That they made up about 10% of the free population of those counties in 1800 and about 12% in 1810.
That was about 10 times the population of “other free” persons in many other N.C. counties.
The white population of those counties must have made them feel welcome.We can only speculate why. (This was all the more surprising since the area was completely segregated in 1987 when we visited for a family reunion.)
I was later to learn through my research that this area of N.C. was considered the frontier in the 1720s when a number of free African American families owned land there. Perhaps the children and grandchildren of their white neighbors had grown accustomed to having free African American neighbors?
New settlements welcome new settlers, so they can reach an economy of scale–to get their goods to market, etc.
This all changed in the 1830s after Nat Turner’s Rebellion and other developments detailed by historian John Hope Franklin. In the decades before the Civil War free African Americans were told in no uncertain terms (the free Negro codes) that they were no longer welcome and many moved West.
Another interesting finding pertained to special schools for free blacks. During Reconstruction, the South set up separate school systems in each county: white and “colored.” This meant that the former “free colored” population would attend school with the former slaves. While the former “free colored” population bore no particular animosity toward the former slaves, and some were married to former slaves, they objected to being classed with people who had been considered property and were still considered someone’s former property rather than people. Attending school with former slaves meant a considerable loss of status for them.
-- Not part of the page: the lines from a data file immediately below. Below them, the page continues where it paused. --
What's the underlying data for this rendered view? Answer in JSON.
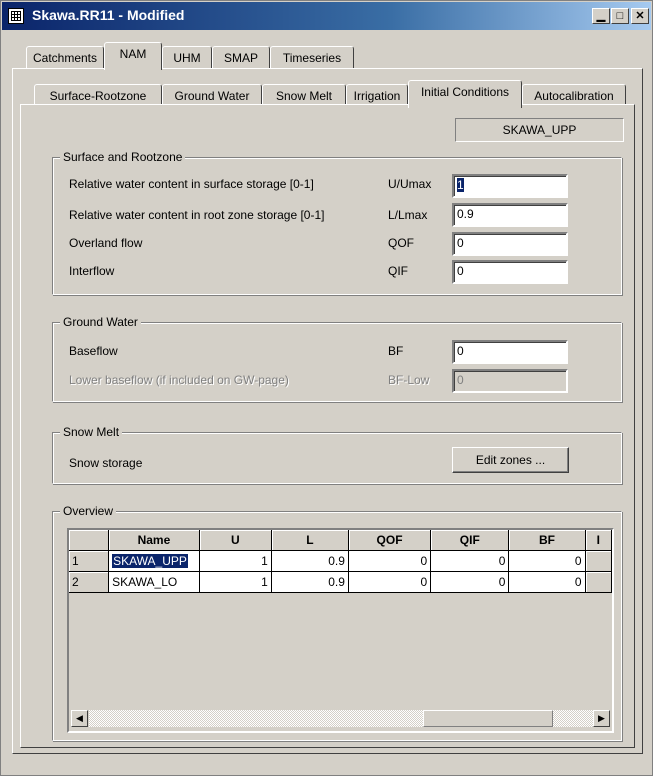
{
  "window": {
    "title": "Skawa.RR11 - Modified",
    "icons": [
      "app-grid-icon",
      "minimize-icon",
      "maximize-icon",
      "close-icon"
    ]
  },
  "top_tabs": [
    "Catchments",
    "NAM",
    "UHM",
    "SMAP",
    "Timeseries"
  ],
  "sub_tabs": [
    "Surface-Rootzone",
    "Ground Water",
    "Snow Melt",
    "Irrigation",
    "Initial Conditions",
    "Autocalibration"
  ],
  "catchment_id": "SKAWA_UPP",
  "surface_rootzone": {
    "title": "Surface and Rootzone",
    "rows": [
      {
        "label": "Relative water content in surface storage [0-1]",
        "code": "U/Umax",
        "value": "1"
      },
      {
        "label": "Relative water content in root zone storage [0-1]",
        "code": "L/Lmax",
        "value": "0.9"
      },
      {
        "label": "Overland flow",
        "code": "QOF",
        "value": "0"
      },
      {
        "label": "Interflow",
        "code": "QIF",
        "value": "0"
      }
    ]
  },
  "ground_water": {
    "title": "Ground Water",
    "baseflow": {
      "label": "Baseflow",
      "code": "BF",
      "value": "0"
    },
    "lower_baseflow": {
      "label": "Lower baseflow (if included on GW-page)",
      "code": "BF-Low",
      "value": "0"
    }
  },
  "snow_melt": {
    "title": "Snow Melt",
    "label": "Snow storage",
    "button": "Edit zones ..."
  },
  "overview": {
    "title": "Overview",
    "columns": [
      "",
      "Name",
      "U",
      "L",
      "QOF",
      "QIF",
      "BF",
      "I"
    ],
    "rows": [
      {
        "n": "1",
        "name": "SKAWA_UPP",
        "u": "1",
        "l": "0.9",
        "qof": "0",
        "qif": "0",
        "bf": "0"
      },
      {
        "n": "2",
        "name": "SKAWA_LO",
        "u": "1",
        "l": "0.9",
        "qof": "0",
        "qif": "0",
        "bf": "0"
      }
    ]
  },
  "colors": {
    "title_bar": "#0a246a",
    "face": "#d4d0c8",
    "selection": "#0a246a"
  }
}
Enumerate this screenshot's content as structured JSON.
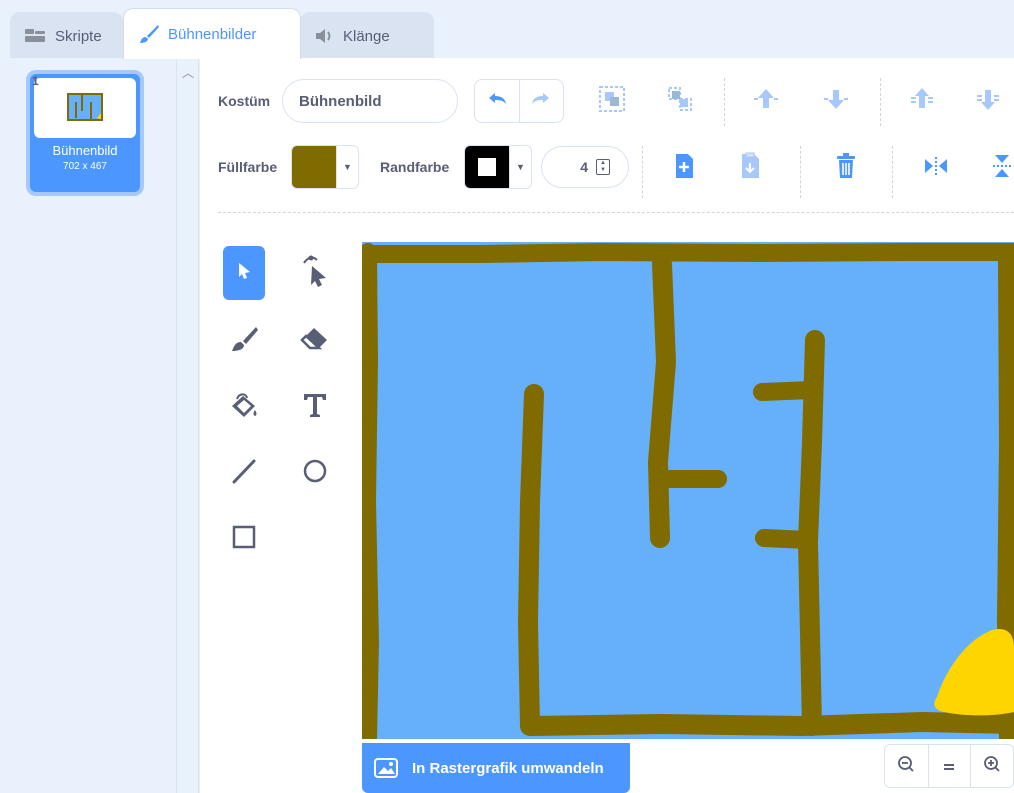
{
  "tabs": [
    {
      "label": "Skripte",
      "icon": "code-icon"
    },
    {
      "label": "Bühnenbilder",
      "icon": "paintbrush-icon"
    },
    {
      "label": "Klänge",
      "icon": "sound-icon"
    }
  ],
  "costume": {
    "number": "1",
    "name": "Bühnenbild",
    "size": "702 x 467"
  },
  "toolbar": {
    "costume_label": "Kostüm",
    "costume_name": "Bühnenbild",
    "fill_label": "Füllfarbe",
    "outline_label": "Randfarbe",
    "stroke_width": "4"
  },
  "colors": {
    "fill": "#7f6b00",
    "outline": "#000000",
    "canvas_blue": "#66b0fa",
    "stroke_brown": "#7f6b00",
    "yellow": "#ffd500",
    "accent": "#4c97ff"
  },
  "convert_button": {
    "label": "In Rastergrafik umwandeln"
  },
  "zoom": {
    "out": "−",
    "reset": "=",
    "in": "+"
  }
}
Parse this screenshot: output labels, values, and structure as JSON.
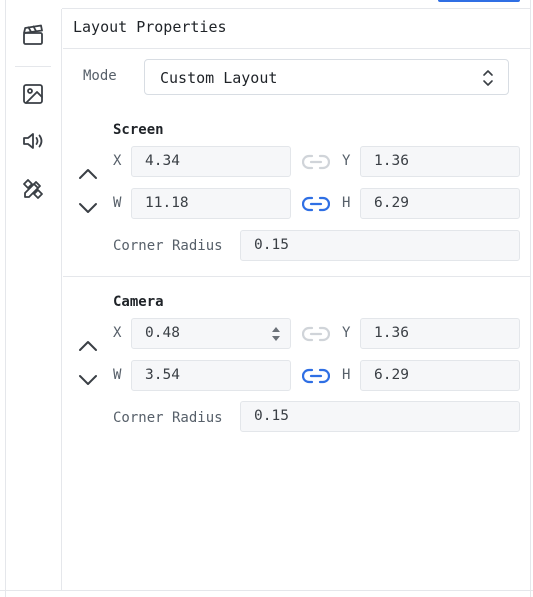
{
  "panel": {
    "title": "Layout Properties"
  },
  "mode": {
    "label": "Mode",
    "value": "Custom Layout"
  },
  "sidebar": {
    "icons": [
      "clapperboard-icon",
      "image-icon",
      "speaker-icon",
      "design-tools-icon"
    ]
  },
  "screen": {
    "title": "Screen",
    "x_label": "X",
    "x": "4.34",
    "y_label": "Y",
    "y": "1.36",
    "w_label": "W",
    "w": "11.18",
    "h_label": "H",
    "h": "6.29",
    "corner_label": "Corner Radius",
    "corner": "0.15"
  },
  "camera": {
    "title": "Camera",
    "x_label": "X",
    "x": "0.48",
    "y_label": "Y",
    "y": "1.36",
    "w_label": "W",
    "w": "3.54",
    "h_label": "H",
    "h": "6.29",
    "corner_label": "Corner Radius",
    "corner": "0.15"
  },
  "colors": {
    "accent": "#2f6fe4",
    "link_inactive": "#d0d4d9",
    "field_bg": "#f6f7f9"
  }
}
The Democratic Party (Dixiecrats) in North Carolina took advantage of this by allowing the former “free colored” population in Robeson County to set up their own separate schools in exchange for their votes to pass legislation to make North Carolina a Jim Crow state. The head of the Democratic Party in the county needed an excuse, so he called the third school system “Croatan Indian” after a popular legend at the time that Sir Walter Raleigh’s lost colony in 1587 on Roanoke Island off the North Carolina coast wasn’t actually lost. The colonists (instead of being killed by the Indians as were the colonists in the former attempt at a colony there) met up with friendly Indians with whom they mixed and were the ancestors of the former “free persons of color” of Robeson County. (The white residents knew this to be a made-up story and called them the pejorative “Cros” after Jim Crow.)
However, anthropologists saw an opportunity to make a name for themselves or were fooled and set about finding lost Indian tribes among all the former “free person of color” communities in Delaware, Maryland, North Carolina and South Carolina where they named the groups after the last Indian tribe to have inhabited the place. (Anthropology was not then the discipline it is today.)
Many of those communities adopted an Indian identity which, after many generations, is as real to them today as it would be for a person who was an Indian.
And this interpretation is favored by many in the general population, perhaps because it means the United States did not really annihilate all those Indians. We allowed some to remain and live among us.
The fact that the communities owned land, had a different culture from slaves, and generally had lighter skin color than most slaves were arguments enough for many.
These beliefs/ culture remain with us today and obscure the true history of these free African American communities.
1 thought on “Interview with Paul Heinegg, Author of the New 6th Edition of Free African Americans of North Carolina, Virginia & South Carolina from the Colonial Period to About 1820 (Part Two)”
I have been searching for the names of my ggg grandparents. My gg grandfather was named Roscoe or Rascoe Singleton. Born in 1823 in Windsor NC